Discussion and Correspondence Food of the Bobwhite

W. L. Mcatee
1910 Journal of Economic Entomology  
of the U. S. Biological Survey, except what is based on tests as to the choice of food by practically domesticated birds. For many reasons feeding e~periments with confined birds are useless as furnishing analogies to the conduct of individuals of the species under natural conditions. It is almost impossible wholly to remove the factor of human choice of the food. Moreover the usual change in amount of exertion by the birds, the absence of enemies, and other changed conditions make different
more » ... s make different impulses and behaviour almost unavoidable and certainly result in a different attitude toward food. There are no better illustrations of the effects of confinement than animals in zoological gardens. As is well known, very few of them get their natural diet and some, indeed, will not thrive on any thing like their natural food, or conversely, they do thrive on a regimen they never experience in nature. For instance, the anteaters and the solenodon in captivity subsist on hard boiled eggs. Is it not just as reasonable to draw an analogy here as in the case of quails fed clothes moths, mosquitos and house flies? A few instances from records of feeding experiments by the Biolog.;. ical Survey will further show the fallacy of basing conclusions as to economic value on the behaviour of captive birds. A shrike willingly devoured a goldfish and a black bass; items of food it probably never gets in the wild state. A bluejay refuse.d to eat acorns, dozens of which were found in collected stomachs; disdained beech nuts, another favorite natural food, and would not touch a live English sparrow nor· a mouse, though both birds and mice have been found in the stomachs of wild birds. A caged bluebird refused the ground beetle, Scarites subterraneus, but wild ones eat it. English sparrows would not eat dandelion heads, though free birds are' commonly observed rifling them of their seed.
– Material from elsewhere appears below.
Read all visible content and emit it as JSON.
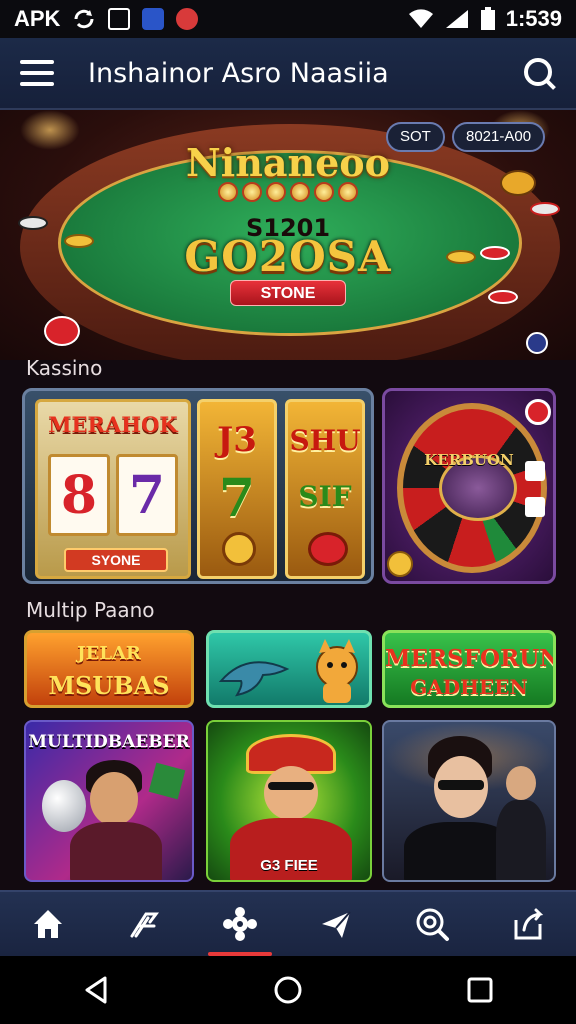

Bobwhites tested here refused plant lice; those tested by Mrs. Nice ate them freely. A confined song sparrow rejected
doi:10.1093/jee/3.5.437 fatcat:cq7dwbyqqzeoljhyfex744hijq